(Your assignment)
For the material that follows, tally the lines holding "chili" and give the total alone.
↓↓↓
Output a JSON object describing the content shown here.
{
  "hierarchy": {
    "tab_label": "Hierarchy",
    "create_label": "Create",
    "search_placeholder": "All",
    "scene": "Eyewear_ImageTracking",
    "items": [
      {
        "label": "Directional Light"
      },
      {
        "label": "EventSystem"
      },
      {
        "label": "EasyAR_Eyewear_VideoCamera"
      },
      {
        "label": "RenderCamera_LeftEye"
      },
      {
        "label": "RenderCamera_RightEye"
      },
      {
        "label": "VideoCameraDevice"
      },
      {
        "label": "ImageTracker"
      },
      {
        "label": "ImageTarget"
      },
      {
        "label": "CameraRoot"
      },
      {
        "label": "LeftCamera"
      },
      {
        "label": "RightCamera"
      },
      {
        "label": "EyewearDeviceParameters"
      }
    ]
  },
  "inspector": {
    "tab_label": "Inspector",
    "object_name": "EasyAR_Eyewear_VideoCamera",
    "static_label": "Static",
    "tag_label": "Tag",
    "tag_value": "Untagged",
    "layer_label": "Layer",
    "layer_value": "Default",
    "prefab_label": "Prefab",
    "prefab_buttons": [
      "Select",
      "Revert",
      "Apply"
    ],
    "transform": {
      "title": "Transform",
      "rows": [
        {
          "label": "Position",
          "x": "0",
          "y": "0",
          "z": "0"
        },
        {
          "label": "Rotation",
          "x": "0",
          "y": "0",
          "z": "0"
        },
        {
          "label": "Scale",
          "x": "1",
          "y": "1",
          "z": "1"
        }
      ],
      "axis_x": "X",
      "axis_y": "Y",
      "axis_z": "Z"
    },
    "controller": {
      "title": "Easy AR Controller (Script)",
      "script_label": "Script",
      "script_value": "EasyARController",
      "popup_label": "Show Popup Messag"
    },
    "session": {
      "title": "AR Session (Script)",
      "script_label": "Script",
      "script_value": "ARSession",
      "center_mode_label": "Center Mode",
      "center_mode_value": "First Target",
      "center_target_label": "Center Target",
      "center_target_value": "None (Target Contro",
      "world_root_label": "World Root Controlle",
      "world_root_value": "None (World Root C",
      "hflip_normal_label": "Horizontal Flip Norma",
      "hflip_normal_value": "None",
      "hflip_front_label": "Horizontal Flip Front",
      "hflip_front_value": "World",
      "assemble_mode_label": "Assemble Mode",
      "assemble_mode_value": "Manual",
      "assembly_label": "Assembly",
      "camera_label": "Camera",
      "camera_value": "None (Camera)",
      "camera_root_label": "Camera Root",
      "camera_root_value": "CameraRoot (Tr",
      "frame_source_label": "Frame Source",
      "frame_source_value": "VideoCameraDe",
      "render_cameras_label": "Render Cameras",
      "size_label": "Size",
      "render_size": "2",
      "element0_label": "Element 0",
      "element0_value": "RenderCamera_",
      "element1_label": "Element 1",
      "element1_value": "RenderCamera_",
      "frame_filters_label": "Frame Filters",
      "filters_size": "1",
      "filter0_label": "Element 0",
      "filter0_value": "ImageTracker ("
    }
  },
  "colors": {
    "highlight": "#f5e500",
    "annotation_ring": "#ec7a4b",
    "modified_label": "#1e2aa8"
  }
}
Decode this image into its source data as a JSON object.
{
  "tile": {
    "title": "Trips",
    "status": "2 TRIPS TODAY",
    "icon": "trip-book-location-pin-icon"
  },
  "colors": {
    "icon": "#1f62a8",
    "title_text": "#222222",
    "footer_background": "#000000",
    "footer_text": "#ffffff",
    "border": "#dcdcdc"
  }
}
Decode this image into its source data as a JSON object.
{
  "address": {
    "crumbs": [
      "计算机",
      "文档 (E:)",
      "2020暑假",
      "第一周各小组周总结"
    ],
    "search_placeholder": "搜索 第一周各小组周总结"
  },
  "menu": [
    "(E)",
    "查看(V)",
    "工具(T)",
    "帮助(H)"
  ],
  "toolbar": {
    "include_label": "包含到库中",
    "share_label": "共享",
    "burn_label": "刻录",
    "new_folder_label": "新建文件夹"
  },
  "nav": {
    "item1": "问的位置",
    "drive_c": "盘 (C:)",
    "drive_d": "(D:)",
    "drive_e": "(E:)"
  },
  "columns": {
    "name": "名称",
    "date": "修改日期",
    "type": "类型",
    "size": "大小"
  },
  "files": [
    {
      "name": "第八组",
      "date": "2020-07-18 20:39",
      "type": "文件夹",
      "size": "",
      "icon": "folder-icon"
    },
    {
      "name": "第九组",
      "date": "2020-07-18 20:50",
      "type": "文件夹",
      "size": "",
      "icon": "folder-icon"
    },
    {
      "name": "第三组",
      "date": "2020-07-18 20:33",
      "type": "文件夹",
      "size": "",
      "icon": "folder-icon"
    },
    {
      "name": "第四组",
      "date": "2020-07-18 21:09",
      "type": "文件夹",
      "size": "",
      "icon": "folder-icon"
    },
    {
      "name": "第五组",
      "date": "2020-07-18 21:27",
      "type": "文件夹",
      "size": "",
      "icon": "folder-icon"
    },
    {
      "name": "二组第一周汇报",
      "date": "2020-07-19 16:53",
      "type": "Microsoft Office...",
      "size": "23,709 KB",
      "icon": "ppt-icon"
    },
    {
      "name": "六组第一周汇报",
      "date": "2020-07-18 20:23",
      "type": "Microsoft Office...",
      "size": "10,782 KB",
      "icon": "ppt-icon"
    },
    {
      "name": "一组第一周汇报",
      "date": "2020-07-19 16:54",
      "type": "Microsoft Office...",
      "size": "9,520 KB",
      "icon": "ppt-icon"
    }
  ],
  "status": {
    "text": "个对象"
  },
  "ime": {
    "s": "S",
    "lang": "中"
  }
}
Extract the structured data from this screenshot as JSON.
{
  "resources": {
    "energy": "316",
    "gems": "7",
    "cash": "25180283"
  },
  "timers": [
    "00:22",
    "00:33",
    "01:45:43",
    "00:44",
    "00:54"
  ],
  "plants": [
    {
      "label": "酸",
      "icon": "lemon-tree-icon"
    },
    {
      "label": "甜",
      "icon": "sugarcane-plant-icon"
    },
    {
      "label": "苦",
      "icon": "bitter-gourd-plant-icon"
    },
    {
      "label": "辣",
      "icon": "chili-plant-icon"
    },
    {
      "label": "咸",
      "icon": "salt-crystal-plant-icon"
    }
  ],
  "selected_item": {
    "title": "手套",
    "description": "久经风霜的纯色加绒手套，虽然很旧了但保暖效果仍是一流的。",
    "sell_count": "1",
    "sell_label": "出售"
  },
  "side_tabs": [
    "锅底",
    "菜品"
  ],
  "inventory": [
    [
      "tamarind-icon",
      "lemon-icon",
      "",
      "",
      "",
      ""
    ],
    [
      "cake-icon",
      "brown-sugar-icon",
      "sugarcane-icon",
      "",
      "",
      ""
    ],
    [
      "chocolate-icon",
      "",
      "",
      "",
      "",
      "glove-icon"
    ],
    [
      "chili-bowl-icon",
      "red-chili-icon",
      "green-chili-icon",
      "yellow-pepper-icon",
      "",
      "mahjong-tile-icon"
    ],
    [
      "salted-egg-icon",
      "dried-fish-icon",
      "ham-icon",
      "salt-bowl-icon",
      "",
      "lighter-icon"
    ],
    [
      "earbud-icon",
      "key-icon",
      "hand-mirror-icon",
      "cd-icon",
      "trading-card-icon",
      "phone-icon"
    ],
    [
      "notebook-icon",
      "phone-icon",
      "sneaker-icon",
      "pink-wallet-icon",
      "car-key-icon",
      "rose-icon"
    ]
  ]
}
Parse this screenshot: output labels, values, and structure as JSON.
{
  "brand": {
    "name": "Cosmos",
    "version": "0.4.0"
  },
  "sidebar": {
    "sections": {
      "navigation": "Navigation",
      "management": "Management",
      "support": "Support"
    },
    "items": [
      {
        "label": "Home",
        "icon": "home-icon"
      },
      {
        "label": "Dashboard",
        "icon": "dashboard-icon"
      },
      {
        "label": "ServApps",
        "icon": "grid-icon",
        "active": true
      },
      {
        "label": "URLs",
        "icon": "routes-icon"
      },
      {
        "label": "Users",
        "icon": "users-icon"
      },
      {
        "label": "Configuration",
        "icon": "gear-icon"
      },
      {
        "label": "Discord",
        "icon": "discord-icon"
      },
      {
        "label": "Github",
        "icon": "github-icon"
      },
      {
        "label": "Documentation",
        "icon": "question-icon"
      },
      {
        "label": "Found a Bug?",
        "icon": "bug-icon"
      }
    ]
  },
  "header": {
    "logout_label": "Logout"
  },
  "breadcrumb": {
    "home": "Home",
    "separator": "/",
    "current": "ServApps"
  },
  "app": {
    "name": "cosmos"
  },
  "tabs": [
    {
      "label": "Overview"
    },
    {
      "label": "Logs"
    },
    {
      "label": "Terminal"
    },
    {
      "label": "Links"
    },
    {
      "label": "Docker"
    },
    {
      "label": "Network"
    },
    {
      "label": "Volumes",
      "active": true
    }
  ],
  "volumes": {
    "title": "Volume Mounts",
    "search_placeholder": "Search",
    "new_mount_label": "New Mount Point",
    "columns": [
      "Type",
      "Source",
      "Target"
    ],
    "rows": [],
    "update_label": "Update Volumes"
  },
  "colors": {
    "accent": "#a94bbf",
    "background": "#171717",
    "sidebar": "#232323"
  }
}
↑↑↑
(Solution to the problem)
4